A property known as The Hoodoos – Columbia Wetlands is now protected from development by the Nature Trust of BC.
Officials with the Nature Trust said the 143-ace piece of land is ecologically important natural wetlands.
“Wetlands, considered one of the most productive ecosystems in the world, are a natural and effective tool in combating climate change through their ability to act as a sponge, and reduce flooding during heavy rainfall,” said Nature Trust staff. “Additionally, they provide food and habitat for many species, including insects, reptiles, fish, birds and mammals.”
The property also contains open, native grassland, which officials said covers less than 1 per cent of B.C.’s land base and provides habitats for more than 30 per cent of the province’s at-risk species.
“Grasslands support more threatened and endangered plants and animals than any other habitat type in the province. With the East Kootenay irreversibly losing native grasslands due to urbanization and agriculture, it is crucial we protect the undisturbed grasslands that remain,” said the Nature Trust.
A number of migratory bird species make the region their home when they stop on their long journey.
According to the Nature Trust, the purchase adds to a continuous area of over 11,000 acres of relatively undisturbed wetlands, riparian, and grassland habitat.
While the land is under conservation and will be protected from development, people will still be in the area.
“There’s always important land management work to be done in terms of managing the habitat, looking out for invasive weeds, making sure that we have appropriate fences to manage the impacts of livestock, that sort of thing,” said Jasper Lament, Nature Trust of BC CEO. “We’ll be taking care of the property from now on and into the future.”
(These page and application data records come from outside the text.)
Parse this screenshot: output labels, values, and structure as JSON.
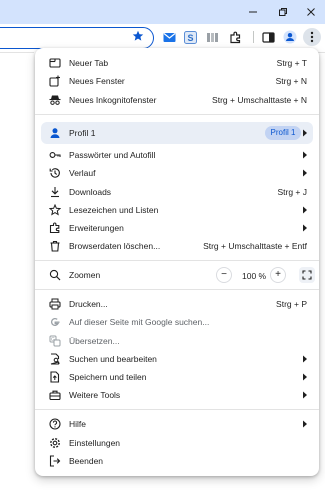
{
  "window": {
    "minimize_icon": "minimize-icon",
    "restore_icon": "restore-icon",
    "close_icon": "close-icon"
  },
  "toolbar": {
    "omnibox_value": "",
    "icons": [
      "bookmark-star-icon",
      "mail-extension-icon",
      "s-extension-icon",
      "book-extension-icon",
      "puzzle-extension-icon",
      "side-panel-icon",
      "profile-icon",
      "kebab-menu-icon"
    ]
  },
  "menu": {
    "new_tab": {
      "label": "Neuer Tab",
      "shortcut": "Strg + T"
    },
    "new_window": {
      "label": "Neues Fenster",
      "shortcut": "Strg + N"
    },
    "incognito": {
      "label": "Neues Inkognitofenster",
      "shortcut": "Strg + Umschalttaste + N"
    },
    "profile": {
      "label": "Profil 1",
      "chip": "Profil 1"
    },
    "passwords": {
      "label": "Passwörter und Autofill"
    },
    "history": {
      "label": "Verlauf"
    },
    "downloads": {
      "label": "Downloads",
      "shortcut": "Strg + J"
    },
    "bookmarks": {
      "label": "Lesezeichen und Listen"
    },
    "extensions": {
      "label": "Erweiterungen"
    },
    "clear_data": {
      "label": "Browserdaten löschen...",
      "shortcut": "Strg + Umschalttaste + Entf"
    },
    "zoom": {
      "label": "Zoomen",
      "minus": "−",
      "value": "100 %",
      "plus": "+"
    },
    "print": {
      "label": "Drucken...",
      "shortcut": "Strg + P"
    },
    "google_search": {
      "label": "Auf dieser Seite mit Google suchen..."
    },
    "translate": {
      "label": "Übersetzen..."
    },
    "find_edit": {
      "label": "Suchen und bearbeiten"
    },
    "save_share": {
      "label": "Speichern und teilen"
    },
    "more_tools": {
      "label": "Weitere Tools"
    },
    "help": {
      "label": "Hilfe"
    },
    "settings": {
      "label": "Einstellungen"
    },
    "exit": {
      "label": "Beenden"
    }
  },
  "colors": {
    "accent": "#0b57d0",
    "titlebar": "#d3e3fd",
    "profile_row": "#e9eef6",
    "chip": "#c2d3f3"
  }
}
Lament added that most of the habitat is intact and will not need restoration work.